_Your instructions_
Before you return the lines below, strip out any images and keep every word as written.

(Entries from a dataset of interfaces)
━━━━━━━━━━━━━━━━
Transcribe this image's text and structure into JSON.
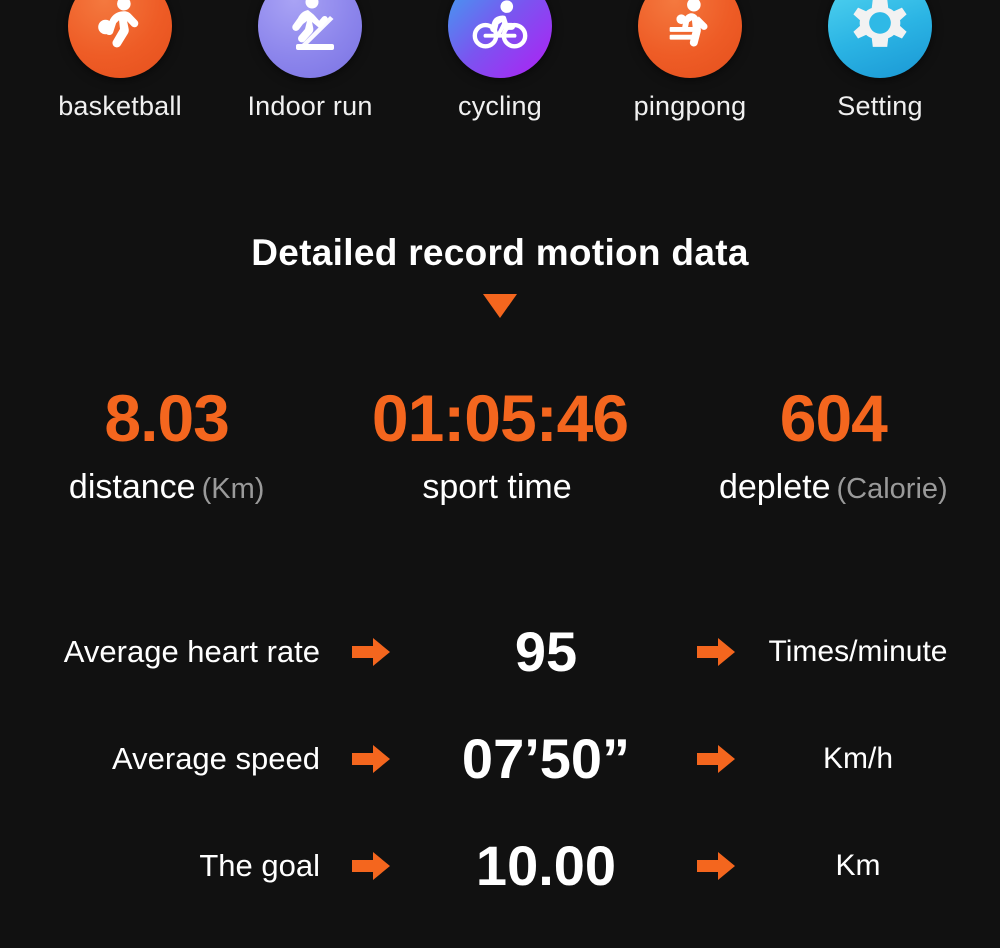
{
  "theme": {
    "background": "#111111",
    "accent_orange": "#f4661e",
    "text_white": "#ffffff",
    "text_gray": "#9a9a9a"
  },
  "sport_modes": [
    {
      "label": "basketball",
      "icon": "basketball-player-icon",
      "badge_from": "#f4seven",
      "badge_color_start": "#f4713a",
      "badge_color_end": "#ea5420"
    },
    {
      "label": "Indoor run",
      "icon": "treadmill-runner-icon",
      "badge_color_start": "#9b95f0",
      "badge_color_end": "#7a72e3"
    },
    {
      "label": "cycling",
      "icon": "cyclist-icon",
      "badge_color_start": "#3aa6f0",
      "badge_color_end": "#b11ef4"
    },
    {
      "label": "pingpong",
      "icon": "table-tennis-player-icon",
      "badge_color_start": "#f4713a",
      "badge_color_end": "#e8501c"
    },
    {
      "label": "Setting",
      "icon": "gear-icon",
      "badge_color_start": "#4ad2f0",
      "badge_color_end": "#1a9ad6"
    }
  ],
  "header": {
    "title": "Detailed record motion data",
    "caret": "down-triangle-icon"
  },
  "primary_stats": [
    {
      "value": "8.03",
      "caption": "distance",
      "unit": "(Km)"
    },
    {
      "value": "01:05:46",
      "caption": "sport time",
      "unit": ""
    },
    {
      "value": "604",
      "caption": "deplete",
      "unit": "(Calorie)"
    }
  ],
  "metrics": [
    {
      "label": "Average heart rate",
      "value": "95",
      "unit": "Times/minute"
    },
    {
      "label": "Average speed",
      "value": "07’50”",
      "unit": "Km/h"
    },
    {
      "label": "The goal",
      "value": "10.00",
      "unit": "Km"
    }
  ]
}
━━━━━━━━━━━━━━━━
_Final answer_
Transcribe this image's text and structure into JSON.
{
  "theme": {
    "background": "#111111",
    "accent_orange": "#f4661e",
    "text_white": "#ffffff",
    "text_gray": "#9a9a9a"
  },
  "sport_modes": [
    {
      "label": "basketball",
      "icon": "basketball-player-icon",
      "badge_from": "#f4seven",
      "badge_color_start": "#f4713a",
      "badge_color_end": "#ea5420"
    },
    {
      "label": "Indoor run",
      "icon": "treadmill-runner-icon",
      "badge_color_start": "#9b95f0",
      "badge_color_end": "#7a72e3"
    },
    {
      "label": "cycling",
      "icon": "cyclist-icon",
      "badge_color_start": "#3aa6f0",
      "badge_color_end": "#b11ef4"
    },
    {
      "label": "pingpong",
      "icon": "table-tennis-player-icon",
      "badge_color_start": "#f4713a",
      "badge_color_end": "#e8501c"
    },
    {
      "label": "Setting",
      "icon": "gear-icon",
      "badge_color_start": "#4ad2f0",
      "badge_color_end": "#1a9ad6"
    }
  ],
  "header": {
    "title": "Detailed record motion data",
    "caret": "down-triangle-icon"
  },
  "primary_stats": [
    {
      "value": "8.03",
      "caption": "distance",
      "unit": "(Km)"
    },
    {
      "value": "01:05:46",
      "caption": "sport time",
      "unit": ""
    },
    {
      "value": "604",
      "caption": "deplete",
      "unit": "(Calorie)"
    }
  ],
  "metrics": [
    {
      "label": "Average heart rate",
      "value": "95",
      "unit": "Times/minute"
    },
    {
      "label": "Average speed",
      "value": "07’50”",
      "unit": "Km/h"
    },
    {
      "label": "The goal",
      "value": "10.00",
      "unit": "Km"
    }
  ]
}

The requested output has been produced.